▶ [Work instructions]:
Would you copy out each line of the records below that includes the word "title"?

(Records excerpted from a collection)
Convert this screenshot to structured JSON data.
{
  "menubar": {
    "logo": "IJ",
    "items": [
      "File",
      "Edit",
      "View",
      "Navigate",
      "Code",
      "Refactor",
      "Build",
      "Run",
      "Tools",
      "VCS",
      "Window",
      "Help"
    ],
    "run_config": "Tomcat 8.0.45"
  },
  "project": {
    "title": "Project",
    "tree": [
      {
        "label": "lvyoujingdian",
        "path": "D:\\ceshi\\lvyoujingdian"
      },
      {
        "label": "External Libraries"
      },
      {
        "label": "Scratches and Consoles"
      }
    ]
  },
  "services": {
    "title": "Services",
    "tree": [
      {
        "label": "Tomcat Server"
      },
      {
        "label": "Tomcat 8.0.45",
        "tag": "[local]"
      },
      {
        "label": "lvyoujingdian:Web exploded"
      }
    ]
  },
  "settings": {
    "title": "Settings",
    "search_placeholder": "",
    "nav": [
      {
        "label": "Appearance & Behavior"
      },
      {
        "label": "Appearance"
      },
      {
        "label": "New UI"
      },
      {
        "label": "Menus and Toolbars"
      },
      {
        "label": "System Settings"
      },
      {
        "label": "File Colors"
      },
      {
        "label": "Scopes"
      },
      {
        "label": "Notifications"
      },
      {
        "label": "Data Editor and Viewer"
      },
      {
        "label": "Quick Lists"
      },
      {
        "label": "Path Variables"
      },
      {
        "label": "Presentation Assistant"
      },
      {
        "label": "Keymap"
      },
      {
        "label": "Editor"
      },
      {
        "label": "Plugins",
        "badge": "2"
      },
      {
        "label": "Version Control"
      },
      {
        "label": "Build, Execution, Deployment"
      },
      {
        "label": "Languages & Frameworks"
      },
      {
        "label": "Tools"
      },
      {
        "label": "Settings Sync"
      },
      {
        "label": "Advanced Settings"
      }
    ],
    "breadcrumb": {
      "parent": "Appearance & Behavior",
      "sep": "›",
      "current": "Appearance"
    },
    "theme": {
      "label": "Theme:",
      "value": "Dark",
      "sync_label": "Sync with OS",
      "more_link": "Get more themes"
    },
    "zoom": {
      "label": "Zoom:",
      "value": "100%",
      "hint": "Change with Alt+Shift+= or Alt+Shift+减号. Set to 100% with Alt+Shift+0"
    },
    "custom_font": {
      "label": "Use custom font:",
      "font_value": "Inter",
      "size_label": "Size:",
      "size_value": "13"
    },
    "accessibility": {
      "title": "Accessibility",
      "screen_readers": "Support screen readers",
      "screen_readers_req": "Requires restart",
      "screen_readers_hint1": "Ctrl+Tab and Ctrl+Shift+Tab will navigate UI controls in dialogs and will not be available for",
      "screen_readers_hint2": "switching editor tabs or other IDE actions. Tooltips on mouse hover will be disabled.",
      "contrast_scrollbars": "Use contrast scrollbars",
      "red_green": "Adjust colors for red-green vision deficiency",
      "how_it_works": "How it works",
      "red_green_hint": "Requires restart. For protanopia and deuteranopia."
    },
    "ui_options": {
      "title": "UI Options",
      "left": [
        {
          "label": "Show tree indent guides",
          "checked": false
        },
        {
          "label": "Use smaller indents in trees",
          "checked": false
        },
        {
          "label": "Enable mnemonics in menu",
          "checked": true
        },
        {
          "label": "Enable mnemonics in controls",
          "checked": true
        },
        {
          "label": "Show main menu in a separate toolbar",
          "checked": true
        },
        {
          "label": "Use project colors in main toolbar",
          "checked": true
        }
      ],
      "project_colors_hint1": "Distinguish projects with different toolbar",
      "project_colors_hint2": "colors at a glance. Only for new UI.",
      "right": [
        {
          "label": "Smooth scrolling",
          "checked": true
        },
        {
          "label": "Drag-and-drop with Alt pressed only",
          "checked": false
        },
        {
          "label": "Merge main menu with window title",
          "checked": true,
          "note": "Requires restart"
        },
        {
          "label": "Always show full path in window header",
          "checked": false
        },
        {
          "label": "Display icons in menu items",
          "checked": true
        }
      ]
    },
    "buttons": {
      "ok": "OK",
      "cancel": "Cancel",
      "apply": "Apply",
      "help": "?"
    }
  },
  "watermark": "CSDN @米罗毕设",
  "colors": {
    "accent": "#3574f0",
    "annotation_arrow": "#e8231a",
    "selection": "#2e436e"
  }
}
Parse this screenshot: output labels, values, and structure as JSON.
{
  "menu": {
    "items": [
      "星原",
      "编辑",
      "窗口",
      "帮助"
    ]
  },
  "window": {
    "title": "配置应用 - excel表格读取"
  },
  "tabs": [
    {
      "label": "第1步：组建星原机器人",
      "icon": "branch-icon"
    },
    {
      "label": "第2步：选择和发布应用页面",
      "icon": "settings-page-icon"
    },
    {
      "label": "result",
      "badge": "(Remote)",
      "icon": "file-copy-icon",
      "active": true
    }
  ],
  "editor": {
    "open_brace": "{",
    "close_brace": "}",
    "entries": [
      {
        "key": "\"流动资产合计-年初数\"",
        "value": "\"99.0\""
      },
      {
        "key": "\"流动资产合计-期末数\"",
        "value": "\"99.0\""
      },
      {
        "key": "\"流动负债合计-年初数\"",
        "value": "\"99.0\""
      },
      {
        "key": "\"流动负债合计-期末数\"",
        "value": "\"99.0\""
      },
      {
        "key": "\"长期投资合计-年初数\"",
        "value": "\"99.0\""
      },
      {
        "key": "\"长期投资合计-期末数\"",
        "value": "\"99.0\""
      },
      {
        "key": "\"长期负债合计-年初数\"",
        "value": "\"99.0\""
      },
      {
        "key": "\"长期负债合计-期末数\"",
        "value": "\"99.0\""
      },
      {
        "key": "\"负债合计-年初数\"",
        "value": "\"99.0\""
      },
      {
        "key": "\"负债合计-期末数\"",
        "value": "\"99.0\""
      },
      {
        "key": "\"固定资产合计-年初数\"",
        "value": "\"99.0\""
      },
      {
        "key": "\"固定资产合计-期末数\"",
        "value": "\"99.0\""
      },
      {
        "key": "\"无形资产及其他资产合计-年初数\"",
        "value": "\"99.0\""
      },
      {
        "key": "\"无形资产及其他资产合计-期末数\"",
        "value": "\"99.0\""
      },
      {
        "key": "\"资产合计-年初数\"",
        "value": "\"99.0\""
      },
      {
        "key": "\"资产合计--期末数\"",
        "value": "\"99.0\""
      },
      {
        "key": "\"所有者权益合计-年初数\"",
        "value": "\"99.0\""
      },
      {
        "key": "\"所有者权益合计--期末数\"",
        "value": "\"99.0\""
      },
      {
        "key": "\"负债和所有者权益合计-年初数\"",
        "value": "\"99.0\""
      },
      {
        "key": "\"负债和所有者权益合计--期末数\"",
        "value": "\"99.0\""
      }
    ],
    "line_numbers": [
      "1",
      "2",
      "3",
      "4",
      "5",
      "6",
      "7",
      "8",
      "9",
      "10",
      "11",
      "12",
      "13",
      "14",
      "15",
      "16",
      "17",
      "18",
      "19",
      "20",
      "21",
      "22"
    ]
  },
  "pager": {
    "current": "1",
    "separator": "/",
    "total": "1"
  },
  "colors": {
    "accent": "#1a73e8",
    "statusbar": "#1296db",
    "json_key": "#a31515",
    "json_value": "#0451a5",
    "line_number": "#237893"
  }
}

▶ [Exercise result]:
    "title": "Project",
    "title": "Services",
    "title": "Settings",
      "title": "Accessibility",
      "title": "UI Options",
          "label": "Merge main menu with window title",
    "title": "配置应用 - excel表格读取"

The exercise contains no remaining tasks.